Thus in the office of the Bishop we encounter at least two fundamental paradoxes which are also paradoxes of the Eucharist. One is that in him the One become Many and the Many becomes One. This is the mystery of Christology and Pneumatology, the mystery of the Church and at the same time of the Eucharist. The other paradox is that in the Bishop the local Church becomes Catholic and the Catholic becomes local. If a Church is not at the same time local and universal, she is not the body of Christ. Equally the Eucharist has to be at the same time a local and catholic event. Without the Bishop it cannot be so.
This links the question of the ecclesiological presuppositions of the Eucharist closely with another aspect of ecclesiology, namely conciliarity. The Eucharist by its very nature transcends the dilemma ‘local or universal’, because in each eucharistic celebration the Gifts are offered in the name of, and for, the ‘one, holy, catholic and apostolic Church’ which exists in the whole world. In practical terms this means that if one is a member of a certain eucharistic community (or local Church), one is ipso facto also a member of all the eucharistic communities of the world: one can communicate in any one of these communities.
The Bishop is the link between the local and the universal Church. He is part of our local community, and yet not in the same way as are the presbyters, the deacons and lay people of that community. He is ordained by more than one bishop and as such his ministry transcends the local community. In fact it is the Bishop that makes each local Church catholic. This applies also to the Eucharist.

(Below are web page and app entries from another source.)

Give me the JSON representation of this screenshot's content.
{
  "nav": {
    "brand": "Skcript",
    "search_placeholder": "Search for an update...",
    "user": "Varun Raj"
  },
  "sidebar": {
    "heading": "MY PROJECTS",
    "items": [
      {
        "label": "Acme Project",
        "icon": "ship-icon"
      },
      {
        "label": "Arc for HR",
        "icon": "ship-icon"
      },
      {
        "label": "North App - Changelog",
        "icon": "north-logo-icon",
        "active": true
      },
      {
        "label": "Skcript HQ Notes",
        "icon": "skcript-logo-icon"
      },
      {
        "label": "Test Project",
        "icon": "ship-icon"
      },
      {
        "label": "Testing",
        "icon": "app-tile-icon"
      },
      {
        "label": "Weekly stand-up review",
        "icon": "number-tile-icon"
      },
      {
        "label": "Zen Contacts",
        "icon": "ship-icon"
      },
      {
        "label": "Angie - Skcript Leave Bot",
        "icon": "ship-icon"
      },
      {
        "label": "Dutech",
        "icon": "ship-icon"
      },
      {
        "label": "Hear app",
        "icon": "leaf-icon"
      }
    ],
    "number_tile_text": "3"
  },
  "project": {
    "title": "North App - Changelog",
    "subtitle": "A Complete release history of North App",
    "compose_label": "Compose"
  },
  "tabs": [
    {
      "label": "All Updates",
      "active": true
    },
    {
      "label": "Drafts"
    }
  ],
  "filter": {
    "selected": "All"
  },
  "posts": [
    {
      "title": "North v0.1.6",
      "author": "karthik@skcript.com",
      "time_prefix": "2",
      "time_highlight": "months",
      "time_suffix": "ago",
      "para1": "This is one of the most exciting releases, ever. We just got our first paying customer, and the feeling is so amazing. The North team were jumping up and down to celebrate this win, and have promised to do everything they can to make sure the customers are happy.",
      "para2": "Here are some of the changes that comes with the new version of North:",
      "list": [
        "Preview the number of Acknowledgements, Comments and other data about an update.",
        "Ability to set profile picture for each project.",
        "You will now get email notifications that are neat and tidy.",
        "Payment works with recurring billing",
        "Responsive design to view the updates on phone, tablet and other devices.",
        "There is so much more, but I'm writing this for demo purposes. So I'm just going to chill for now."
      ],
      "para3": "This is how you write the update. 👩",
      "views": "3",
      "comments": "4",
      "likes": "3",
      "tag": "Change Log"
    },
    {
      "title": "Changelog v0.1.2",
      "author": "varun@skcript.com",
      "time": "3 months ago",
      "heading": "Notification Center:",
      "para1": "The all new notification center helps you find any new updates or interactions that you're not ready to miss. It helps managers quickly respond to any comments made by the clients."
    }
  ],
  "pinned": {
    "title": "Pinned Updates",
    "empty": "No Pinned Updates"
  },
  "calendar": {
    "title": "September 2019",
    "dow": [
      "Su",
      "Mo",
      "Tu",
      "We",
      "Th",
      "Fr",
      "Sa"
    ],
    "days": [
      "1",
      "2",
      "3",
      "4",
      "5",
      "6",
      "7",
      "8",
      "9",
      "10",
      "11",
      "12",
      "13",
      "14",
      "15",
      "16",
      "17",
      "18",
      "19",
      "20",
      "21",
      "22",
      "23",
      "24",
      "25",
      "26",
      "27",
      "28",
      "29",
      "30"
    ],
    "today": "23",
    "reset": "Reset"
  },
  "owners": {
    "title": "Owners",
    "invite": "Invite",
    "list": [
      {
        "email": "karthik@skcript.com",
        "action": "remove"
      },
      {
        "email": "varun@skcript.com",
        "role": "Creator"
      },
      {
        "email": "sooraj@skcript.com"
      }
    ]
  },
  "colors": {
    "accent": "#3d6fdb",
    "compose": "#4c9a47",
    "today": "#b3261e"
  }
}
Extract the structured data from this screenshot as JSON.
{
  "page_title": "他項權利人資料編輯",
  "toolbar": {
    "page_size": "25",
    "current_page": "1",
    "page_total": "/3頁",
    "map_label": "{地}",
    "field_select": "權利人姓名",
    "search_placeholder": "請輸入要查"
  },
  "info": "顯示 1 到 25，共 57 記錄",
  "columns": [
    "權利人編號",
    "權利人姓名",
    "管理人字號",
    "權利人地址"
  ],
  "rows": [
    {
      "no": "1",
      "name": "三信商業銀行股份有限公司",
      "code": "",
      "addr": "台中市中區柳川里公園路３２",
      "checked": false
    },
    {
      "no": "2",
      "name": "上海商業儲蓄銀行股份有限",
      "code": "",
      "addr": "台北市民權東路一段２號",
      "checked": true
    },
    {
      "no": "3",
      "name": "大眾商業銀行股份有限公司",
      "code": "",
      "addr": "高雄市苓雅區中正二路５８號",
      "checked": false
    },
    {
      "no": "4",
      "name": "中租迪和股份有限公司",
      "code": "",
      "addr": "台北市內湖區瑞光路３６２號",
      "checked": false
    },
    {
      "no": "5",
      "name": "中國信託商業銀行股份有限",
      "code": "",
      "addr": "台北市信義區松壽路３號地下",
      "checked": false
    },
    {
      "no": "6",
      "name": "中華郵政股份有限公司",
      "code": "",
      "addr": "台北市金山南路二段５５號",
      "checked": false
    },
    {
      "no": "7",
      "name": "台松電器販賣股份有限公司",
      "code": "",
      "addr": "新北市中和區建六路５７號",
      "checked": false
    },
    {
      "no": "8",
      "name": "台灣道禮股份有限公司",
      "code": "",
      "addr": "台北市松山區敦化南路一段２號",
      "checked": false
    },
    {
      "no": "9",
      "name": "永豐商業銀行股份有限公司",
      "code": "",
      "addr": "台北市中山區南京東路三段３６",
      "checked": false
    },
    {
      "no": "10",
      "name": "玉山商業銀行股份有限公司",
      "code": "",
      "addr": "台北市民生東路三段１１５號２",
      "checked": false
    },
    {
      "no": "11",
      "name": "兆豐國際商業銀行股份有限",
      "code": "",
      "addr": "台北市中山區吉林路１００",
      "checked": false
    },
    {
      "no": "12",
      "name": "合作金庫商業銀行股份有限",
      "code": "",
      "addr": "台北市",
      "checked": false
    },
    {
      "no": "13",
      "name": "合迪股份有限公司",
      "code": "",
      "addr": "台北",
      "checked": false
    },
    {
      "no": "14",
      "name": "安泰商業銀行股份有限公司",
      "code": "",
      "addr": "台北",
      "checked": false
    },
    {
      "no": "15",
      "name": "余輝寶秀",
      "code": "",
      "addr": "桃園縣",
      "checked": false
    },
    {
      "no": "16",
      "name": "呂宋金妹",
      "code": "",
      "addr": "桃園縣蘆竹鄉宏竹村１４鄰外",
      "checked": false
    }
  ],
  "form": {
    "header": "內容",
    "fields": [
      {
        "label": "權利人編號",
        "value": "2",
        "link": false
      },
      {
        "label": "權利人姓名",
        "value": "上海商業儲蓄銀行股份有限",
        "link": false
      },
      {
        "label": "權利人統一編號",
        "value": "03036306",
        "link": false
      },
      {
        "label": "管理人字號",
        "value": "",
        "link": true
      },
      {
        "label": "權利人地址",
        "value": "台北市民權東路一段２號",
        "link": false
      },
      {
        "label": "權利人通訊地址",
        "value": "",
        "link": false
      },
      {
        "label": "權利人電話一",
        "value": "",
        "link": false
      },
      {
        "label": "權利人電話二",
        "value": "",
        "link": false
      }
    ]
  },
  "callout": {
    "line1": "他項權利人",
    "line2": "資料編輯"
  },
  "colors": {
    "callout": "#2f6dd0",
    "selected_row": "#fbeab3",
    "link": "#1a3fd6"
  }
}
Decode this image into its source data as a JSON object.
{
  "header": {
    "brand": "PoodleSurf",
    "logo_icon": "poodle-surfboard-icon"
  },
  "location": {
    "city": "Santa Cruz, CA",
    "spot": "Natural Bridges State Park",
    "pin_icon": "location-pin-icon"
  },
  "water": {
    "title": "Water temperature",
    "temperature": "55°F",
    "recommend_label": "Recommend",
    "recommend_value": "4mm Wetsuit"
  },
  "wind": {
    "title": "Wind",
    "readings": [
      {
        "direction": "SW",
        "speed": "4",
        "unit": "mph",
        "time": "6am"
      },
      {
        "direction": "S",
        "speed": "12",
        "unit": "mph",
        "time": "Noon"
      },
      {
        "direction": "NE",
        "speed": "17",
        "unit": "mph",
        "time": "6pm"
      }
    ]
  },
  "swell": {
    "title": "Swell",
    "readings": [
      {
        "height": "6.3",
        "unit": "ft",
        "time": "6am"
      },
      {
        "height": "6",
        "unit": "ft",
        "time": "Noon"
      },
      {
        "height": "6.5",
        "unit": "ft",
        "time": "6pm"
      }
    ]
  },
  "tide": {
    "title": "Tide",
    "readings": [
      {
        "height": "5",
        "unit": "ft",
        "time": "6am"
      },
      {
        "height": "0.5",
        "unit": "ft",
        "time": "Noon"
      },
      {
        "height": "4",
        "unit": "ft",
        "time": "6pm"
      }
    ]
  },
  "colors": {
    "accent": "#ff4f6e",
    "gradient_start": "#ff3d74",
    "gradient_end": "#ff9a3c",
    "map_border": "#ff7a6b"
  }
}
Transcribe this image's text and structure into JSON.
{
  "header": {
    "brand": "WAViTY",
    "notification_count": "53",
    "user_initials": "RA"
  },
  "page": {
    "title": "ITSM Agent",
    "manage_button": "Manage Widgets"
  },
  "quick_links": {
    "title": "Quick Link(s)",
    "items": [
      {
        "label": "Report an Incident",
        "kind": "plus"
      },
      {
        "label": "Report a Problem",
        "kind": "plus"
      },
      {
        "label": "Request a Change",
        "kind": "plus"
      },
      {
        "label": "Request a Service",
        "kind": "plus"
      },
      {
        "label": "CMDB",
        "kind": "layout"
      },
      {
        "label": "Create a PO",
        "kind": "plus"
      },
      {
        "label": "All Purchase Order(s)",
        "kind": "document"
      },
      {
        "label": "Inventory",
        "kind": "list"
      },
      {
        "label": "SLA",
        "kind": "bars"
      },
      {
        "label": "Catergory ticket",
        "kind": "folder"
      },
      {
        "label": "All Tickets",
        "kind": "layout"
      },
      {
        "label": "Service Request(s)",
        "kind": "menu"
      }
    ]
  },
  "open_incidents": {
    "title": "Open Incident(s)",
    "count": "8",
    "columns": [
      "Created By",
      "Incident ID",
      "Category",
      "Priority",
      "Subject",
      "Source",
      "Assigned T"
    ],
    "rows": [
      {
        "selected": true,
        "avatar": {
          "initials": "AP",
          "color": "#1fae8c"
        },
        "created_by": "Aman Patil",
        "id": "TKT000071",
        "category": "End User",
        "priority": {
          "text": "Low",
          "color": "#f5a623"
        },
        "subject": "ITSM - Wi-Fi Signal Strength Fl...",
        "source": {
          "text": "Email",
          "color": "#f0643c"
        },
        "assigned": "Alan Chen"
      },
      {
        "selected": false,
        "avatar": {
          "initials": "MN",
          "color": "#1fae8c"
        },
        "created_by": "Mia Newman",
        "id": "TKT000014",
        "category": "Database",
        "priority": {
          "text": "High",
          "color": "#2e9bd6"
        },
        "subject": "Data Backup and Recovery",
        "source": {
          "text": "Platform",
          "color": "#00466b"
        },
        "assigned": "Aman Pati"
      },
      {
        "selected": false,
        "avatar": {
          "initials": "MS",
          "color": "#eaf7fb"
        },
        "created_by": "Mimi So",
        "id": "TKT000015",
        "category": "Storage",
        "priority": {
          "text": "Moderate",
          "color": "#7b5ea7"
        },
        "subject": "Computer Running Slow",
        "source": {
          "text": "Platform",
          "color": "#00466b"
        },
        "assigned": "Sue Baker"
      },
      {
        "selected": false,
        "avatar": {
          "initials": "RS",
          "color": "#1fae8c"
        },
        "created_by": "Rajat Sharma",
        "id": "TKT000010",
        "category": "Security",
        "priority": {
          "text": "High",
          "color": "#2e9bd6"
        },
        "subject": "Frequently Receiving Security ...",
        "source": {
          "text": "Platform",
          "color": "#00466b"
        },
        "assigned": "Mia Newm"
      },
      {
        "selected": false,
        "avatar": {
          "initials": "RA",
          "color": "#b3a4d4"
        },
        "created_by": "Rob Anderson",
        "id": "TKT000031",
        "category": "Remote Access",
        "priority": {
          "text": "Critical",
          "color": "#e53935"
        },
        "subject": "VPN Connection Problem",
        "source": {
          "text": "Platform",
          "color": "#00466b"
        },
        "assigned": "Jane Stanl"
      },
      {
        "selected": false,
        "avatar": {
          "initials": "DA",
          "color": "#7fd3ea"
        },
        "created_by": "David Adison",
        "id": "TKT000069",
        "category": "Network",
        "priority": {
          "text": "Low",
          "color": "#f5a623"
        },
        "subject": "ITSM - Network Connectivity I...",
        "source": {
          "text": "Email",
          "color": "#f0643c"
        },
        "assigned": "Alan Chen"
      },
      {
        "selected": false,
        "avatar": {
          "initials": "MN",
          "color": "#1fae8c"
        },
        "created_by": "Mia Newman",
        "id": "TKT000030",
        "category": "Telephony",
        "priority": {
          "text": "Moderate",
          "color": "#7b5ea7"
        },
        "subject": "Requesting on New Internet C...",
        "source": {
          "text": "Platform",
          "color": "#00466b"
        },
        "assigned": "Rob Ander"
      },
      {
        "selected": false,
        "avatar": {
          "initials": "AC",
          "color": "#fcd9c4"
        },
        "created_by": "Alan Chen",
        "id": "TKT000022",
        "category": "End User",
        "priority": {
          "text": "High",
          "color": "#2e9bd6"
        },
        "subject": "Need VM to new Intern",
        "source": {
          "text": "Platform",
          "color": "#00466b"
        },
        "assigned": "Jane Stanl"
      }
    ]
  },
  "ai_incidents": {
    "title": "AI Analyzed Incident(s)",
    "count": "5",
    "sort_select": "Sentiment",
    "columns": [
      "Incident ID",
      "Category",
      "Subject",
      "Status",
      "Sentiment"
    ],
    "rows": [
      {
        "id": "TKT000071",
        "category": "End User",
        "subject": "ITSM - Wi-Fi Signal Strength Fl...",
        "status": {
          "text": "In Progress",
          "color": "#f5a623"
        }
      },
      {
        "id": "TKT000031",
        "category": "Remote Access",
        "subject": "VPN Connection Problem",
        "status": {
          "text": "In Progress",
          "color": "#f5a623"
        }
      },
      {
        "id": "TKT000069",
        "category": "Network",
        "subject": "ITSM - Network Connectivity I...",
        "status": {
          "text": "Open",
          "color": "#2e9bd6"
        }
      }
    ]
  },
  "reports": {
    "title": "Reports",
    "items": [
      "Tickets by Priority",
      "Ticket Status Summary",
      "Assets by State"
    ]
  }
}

The Eucharist would remain a local event of a local Church were it not for the Bishop. The bishop is a necessary condition of the Eucharist because, through him, each Eucharist become the one Eucharist of the One, Holy, Catholic and Apostolic Church. If a Eucharist does not take place in the name of a Bishop, it risks remaining a local event without catholic significance. This is one of the profoundest reasons for the importance of the Bishop as an ecclesiological presupposition of the Eucharist (F)